**TASK REQUIREMENTS**. In the entries below, how many lines contain the string "QINGXING"? Respond with the number only.

*** Opening PROVIDED ENTRIES ***

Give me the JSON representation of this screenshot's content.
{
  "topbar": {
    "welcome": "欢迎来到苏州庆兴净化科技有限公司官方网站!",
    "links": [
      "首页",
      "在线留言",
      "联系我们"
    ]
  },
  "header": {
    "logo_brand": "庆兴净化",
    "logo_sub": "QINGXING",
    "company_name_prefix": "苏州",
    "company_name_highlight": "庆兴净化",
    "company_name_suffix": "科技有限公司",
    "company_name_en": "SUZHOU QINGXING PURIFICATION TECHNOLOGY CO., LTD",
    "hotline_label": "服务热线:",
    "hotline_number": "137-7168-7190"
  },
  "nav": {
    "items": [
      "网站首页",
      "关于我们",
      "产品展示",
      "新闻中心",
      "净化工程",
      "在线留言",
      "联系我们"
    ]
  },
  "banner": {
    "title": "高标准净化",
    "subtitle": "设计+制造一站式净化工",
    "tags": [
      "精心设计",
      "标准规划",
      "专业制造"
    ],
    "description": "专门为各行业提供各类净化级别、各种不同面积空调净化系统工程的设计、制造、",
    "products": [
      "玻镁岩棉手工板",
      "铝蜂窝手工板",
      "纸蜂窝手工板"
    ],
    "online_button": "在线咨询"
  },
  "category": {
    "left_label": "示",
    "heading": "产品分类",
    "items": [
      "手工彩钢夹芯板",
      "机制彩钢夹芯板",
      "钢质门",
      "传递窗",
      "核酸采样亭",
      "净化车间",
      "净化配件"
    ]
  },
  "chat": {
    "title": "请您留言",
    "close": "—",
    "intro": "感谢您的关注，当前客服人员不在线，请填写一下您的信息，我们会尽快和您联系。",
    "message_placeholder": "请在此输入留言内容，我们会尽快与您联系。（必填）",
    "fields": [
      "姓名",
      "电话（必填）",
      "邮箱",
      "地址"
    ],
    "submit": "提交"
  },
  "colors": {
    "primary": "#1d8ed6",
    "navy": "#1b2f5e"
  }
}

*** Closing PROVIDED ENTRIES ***

**TASK OUTPUT**. 2